# [WHAT YOU ARE ASKED TO DO]
All of the data below should be copied exactly as it stands.

# [Records from a data collection]
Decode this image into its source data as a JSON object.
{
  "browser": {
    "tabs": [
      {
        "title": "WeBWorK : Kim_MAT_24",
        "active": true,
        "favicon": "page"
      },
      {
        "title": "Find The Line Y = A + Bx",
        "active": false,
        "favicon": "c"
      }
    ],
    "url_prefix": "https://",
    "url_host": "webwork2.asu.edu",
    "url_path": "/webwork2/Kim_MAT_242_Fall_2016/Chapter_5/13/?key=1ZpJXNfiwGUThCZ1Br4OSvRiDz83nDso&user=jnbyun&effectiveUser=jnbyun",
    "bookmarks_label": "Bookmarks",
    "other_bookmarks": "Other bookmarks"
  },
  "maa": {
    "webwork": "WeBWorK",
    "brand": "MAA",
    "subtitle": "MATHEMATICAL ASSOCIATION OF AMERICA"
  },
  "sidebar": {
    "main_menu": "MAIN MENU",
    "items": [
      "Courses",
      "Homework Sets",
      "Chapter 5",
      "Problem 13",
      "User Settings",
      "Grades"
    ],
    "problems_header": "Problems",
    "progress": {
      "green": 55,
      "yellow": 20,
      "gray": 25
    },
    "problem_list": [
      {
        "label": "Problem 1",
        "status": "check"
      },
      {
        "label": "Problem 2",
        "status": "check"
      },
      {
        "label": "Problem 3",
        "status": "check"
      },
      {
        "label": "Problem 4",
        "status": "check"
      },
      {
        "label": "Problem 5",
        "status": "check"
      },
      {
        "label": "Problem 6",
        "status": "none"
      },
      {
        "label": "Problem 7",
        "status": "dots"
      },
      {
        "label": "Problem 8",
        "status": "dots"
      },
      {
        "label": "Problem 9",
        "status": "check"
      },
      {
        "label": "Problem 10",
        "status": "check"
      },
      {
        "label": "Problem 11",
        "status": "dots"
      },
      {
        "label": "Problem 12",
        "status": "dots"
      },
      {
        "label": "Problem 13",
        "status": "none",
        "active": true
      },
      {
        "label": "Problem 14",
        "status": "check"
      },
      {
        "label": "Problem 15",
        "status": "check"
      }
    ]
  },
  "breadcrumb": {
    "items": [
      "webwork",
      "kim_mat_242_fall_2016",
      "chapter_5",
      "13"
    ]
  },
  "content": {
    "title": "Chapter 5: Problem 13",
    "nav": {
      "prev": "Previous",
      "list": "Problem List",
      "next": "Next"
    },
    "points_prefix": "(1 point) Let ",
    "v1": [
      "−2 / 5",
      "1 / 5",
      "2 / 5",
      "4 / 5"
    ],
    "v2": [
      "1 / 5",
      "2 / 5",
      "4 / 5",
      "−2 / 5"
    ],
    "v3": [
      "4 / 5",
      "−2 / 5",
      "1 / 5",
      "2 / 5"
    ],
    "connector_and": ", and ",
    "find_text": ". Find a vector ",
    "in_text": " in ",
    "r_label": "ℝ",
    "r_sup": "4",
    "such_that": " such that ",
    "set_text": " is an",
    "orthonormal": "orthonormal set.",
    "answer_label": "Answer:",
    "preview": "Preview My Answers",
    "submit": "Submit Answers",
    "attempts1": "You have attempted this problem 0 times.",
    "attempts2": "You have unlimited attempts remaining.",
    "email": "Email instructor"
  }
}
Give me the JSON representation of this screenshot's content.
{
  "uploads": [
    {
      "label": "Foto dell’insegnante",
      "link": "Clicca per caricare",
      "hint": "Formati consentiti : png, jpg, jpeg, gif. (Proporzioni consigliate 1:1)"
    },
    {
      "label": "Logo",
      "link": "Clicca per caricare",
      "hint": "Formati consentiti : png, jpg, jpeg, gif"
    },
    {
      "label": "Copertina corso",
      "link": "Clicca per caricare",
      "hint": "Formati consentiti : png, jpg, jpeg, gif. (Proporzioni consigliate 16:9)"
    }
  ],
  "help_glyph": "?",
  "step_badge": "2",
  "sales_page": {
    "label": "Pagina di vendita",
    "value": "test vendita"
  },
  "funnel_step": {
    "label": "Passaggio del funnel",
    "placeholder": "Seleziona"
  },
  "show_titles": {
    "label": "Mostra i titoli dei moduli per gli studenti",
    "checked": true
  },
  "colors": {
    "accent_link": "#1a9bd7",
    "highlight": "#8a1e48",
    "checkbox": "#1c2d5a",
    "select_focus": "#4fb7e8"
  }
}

# [RESULT OF THIS TASK]
Decode this image into its source data as a JSON object.
{
  "browser": {
    "tabs": [
      {
        "title": "WeBWorK : Kim_MAT_24",
        "active": true,
        "favicon": "page"
      },
      {
        "title": "Find The Line Y = A + Bx",
        "active": false,
        "favicon": "c"
      }
    ],
    "url_prefix": "https://",
    "url_host": "webwork2.asu.edu",
    "url_path": "/webwork2/Kim_MAT_242_Fall_2016/Chapter_5/13/?key=1ZpJXNfiwGUThCZ1Br4OSvRiDz83nDso&user=jnbyun&effectiveUser=jnbyun",
    "bookmarks_label": "Bookmarks",
    "other_bookmarks": "Other bookmarks"
  },
  "maa": {
    "webwork": "WeBWorK",
    "brand": "MAA",
    "subtitle": "MATHEMATICAL ASSOCIATION OF AMERICA"
  },
  "sidebar": {
    "main_menu": "MAIN MENU",
    "items": [
      "Courses",
      "Homework Sets",
      "Chapter 5",
      "Problem 13",
      "User Settings",
      "Grades"
    ],
    "problems_header": "Problems",
    "progress": {
      "green": 55,
      "yellow": 20,
      "gray": 25
    },
    "problem_list": [
      {
        "label": "Problem 1",
        "status": "check"
      },
      {
        "label": "Problem 2",
        "status": "check"
      },
      {
        "label": "Problem 3",
        "status": "check"
      },
      {
        "label": "Problem 4",
        "status": "check"
      },
      {
        "label": "Problem 5",
        "status": "check"
      },
      {
        "label": "Problem 6",
        "status": "none"
      },
      {
        "label": "Problem 7",
        "status": "dots"
      },
      {
        "label": "Problem 8",
        "status": "dots"
      },
      {
        "label": "Problem 9",
        "status": "check"
      },
      {
        "label": "Problem 10",
        "status": "check"
      },
      {
        "label": "Problem 11",
        "status": "dots"
      },
      {
        "label": "Problem 12",
        "status": "dots"
      },
      {
        "label": "Problem 13",
        "status": "none",
        "active": true
      },
      {
        "label": "Problem 14",
        "status": "check"
      },
      {
        "label": "Problem 15",
        "status": "check"
      }
    ]
  },
  "breadcrumb": {
    "items": [
      "webwork",
      "kim_mat_242_fall_2016",
      "chapter_5",
      "13"
    ]
  },
  "content": {
    "title": "Chapter 5: Problem 13",
    "nav": {
      "prev": "Previous",
      "list": "Problem List",
      "next": "Next"
    },
    "points_prefix": "(1 point) Let ",
    "v1": [
      "−2 / 5",
      "1 / 5",
      "2 / 5",
      "4 / 5"
    ],
    "v2": [
      "1 / 5",
      "2 / 5",
      "4 / 5",
      "−2 / 5"
    ],
    "v3": [
      "4 / 5",
      "−2 / 5",
      "1 / 5",
      "2 / 5"
    ],
    "connector_and": ", and ",
    "find_text": ". Find a vector ",
    "in_text": " in ",
    "r_label": "ℝ",
    "r_sup": "4",
    "such_that": " such that ",
    "set_text": " is an",
    "orthonormal": "orthonormal set.",
    "answer_label": "Answer:",
    "preview": "Preview My Answers",
    "submit": "Submit Answers",
    "attempts1": "You have attempted this problem 0 times.",
    "attempts2": "You have unlimited attempts remaining.",
    "email": "Email instructor"
  }
}
Give me the JSON representation of this screenshot's content.
{
  "uploads": [
    {
      "label": "Foto dell’insegnante",
      "link": "Clicca per caricare",
      "hint": "Formati consentiti : png, jpg, jpeg, gif. (Proporzioni consigliate 1:1)"
    },
    {
      "label": "Logo",
      "link": "Clicca per caricare",
      "hint": "Formati consentiti : png, jpg, jpeg, gif"
    },
    {
      "label": "Copertina corso",
      "link": "Clicca per caricare",
      "hint": "Formati consentiti : png, jpg, jpeg, gif. (Proporzioni consigliate 16:9)"
    }
  ],
  "help_glyph": "?",
  "step_badge": "2",
  "sales_page": {
    "label": "Pagina di vendita",
    "value": "test vendita"
  },
  "funnel_step": {
    "label": "Passaggio del funnel",
    "placeholder": "Seleziona"
  },
  "show_titles": {
    "label": "Mostra i titoli dei moduli per gli studenti",
    "checked": true
  },
  "colors": {
    "accent_link": "#1a9bd7",
    "highlight": "#8a1e48",
    "checkbox": "#1c2d5a",
    "select_focus": "#4fb7e8"
  }
}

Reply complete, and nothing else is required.